Understanding Men’s Top Health Risks
Women live, on average, about five years longer than men, for several reasons.
Men tend to take bigger risks, have more dangerous jobs or more risk of chronic conditions like heart disease and diabetes. They also tend to be heavier, more suicidal and are less socially connected.
Unfortunately, men also are much less likely to regularly see a health care provider. The top 10 causes for men’s shorter lifespans include:
- Alzheimer’s dementia
- Kidney disease
- Flu and pneumonia
- Lung diseases
- Unintentional injuries
- Heart disease
That’s an intimidating list for any man. Let’s look at the top three risks and the ways they can reduce them. We’re not dismissing the other seven – they are serious – but these top threats deserve focus.
No. 3: Unintentional Injuries
Men are 49% more likely to die from accidents that lead to these injuries. Leading injuries include falls, fires and impaired driving.
You can limit injuries from falls with regular exercise to improve balance, and use appropriate safety equipment. Getting your eyes checked often also helps.
Reduce the risk of death by fire with regular exercise, so you can escape a home fire, which is the most common place they happen. Keep those smoke detectors up-to-date, too.
You can reduce risk of impaired driving accidents by keeping your vehicles maintained, never using cell phones while driving and of course, never driving after drinking. More than 40% of motor vehicle fatalities are due to driving while intoxicated.
No. 2: Cancer
The leading cancer deaths in men are ones affecting the lungs, colon and prostate. Consider the fact that 90% of lung cancer is caused by cigarette smoking. Weight loss, chest pain, persistent cough, wheezing shortness of breath and coughing up blood are possible indicators.
Regular – at least yearly – checkups with a primary care provider can keep you on track to avoid all cancers.
Early detection of prostate cancer saves lives. Those regular appointments with a provider can ensure you get needed prostate cancer screenings. Symptoms include weak or interrupted urine flow, blood in the urine or more frequent urination.

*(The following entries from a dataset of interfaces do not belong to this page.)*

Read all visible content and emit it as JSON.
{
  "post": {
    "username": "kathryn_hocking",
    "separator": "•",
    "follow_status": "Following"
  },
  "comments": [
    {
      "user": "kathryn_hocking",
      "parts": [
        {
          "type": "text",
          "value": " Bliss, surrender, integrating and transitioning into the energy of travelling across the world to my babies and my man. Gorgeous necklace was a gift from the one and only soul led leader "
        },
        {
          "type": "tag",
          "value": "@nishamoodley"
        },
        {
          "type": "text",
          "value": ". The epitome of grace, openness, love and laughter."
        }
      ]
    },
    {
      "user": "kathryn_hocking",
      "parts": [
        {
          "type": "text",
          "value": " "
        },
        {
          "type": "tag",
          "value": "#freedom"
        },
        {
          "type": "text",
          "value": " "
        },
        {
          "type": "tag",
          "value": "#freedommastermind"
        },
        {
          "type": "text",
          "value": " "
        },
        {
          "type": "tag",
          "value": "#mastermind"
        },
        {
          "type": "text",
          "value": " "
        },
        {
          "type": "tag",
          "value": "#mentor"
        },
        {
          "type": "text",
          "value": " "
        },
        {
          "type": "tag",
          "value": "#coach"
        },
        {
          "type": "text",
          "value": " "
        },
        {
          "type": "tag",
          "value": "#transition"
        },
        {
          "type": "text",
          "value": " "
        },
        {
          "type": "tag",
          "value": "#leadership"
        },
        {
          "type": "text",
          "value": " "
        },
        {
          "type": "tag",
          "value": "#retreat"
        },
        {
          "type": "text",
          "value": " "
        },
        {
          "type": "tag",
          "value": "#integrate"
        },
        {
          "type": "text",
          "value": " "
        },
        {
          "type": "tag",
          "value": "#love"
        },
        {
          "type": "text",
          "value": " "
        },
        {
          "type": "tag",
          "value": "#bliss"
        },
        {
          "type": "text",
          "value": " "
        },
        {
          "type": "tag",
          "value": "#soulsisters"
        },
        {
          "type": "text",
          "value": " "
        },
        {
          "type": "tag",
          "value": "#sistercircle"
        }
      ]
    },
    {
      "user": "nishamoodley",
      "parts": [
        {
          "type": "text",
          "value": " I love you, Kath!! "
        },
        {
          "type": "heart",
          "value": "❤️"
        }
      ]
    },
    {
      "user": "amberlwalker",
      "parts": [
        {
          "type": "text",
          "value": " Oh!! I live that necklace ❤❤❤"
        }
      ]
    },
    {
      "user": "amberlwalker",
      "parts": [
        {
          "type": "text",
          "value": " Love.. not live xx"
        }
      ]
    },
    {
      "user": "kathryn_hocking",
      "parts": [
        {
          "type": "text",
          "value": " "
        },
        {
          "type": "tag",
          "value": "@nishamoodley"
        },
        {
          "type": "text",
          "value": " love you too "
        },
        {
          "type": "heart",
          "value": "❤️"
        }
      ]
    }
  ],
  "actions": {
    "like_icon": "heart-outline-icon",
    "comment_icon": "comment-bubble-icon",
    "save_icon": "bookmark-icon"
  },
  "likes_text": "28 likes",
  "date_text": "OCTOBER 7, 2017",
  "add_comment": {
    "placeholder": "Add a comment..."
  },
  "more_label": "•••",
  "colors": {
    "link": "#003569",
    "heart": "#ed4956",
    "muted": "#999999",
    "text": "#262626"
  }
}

Colorectal cancer is another disease where timing is critical. Changes in bowel habits, rectal bleeding or blood in your stool are signs. Make sure you start colon screening on time; working with a provider can make sure you do.
No. 1: Heart Disease
Heart disease can lead to many conditions. Coronary artery disease is the most common, and the condition reduces blood flow to the heart. That can lead to a heart attack. If you ever feel chest pain or a pressure sensation there, or shortness of breath, lightheadedness and sweatiness, it could be time to call 911.
Stroke symptoms include sudden changes in your vision, speech or balance are also emergencies. Act fast and get help.
Congestive heart failure comes from damaged or diseased heart valves. Heart attacks can do damage without being fatal, and that’s why avoiding chronic conditions such as high cholesterol, high blood pressure and diabetes is important.
Fearful stuff, these 10 things and the top three threats to men. But there are ways to reduce risk:
- Stop smoking if you currently smoke. Use a cessation program if you want help.
- Limit alcohol consumption completely or never have more than two drinks each day.
- Eat a well-balanced diet and make sure regular exercise is in your life, along with and adequate rest. Aim to reduce your body mass index (BMI) as much as you can.
- Know your family’s health history.
Men check many parts of their mowers, cars and trucks regularly to keep them running longer. The same is true for our bodies. Maintaining a motorcycle or a truck is often easier to understand than health care. That’s why having a primary care provider who can guide you through routine health maintenance is a good idea.
When you keep up with this routine, it can really help you avoid premature death. We want you around for a long time, so stay diligent in your efforts to avoid all these common health risks. We need you.
Gregory Kosters, DO, FACOFP, is a family medicine physician with Avera Medical Group Sibley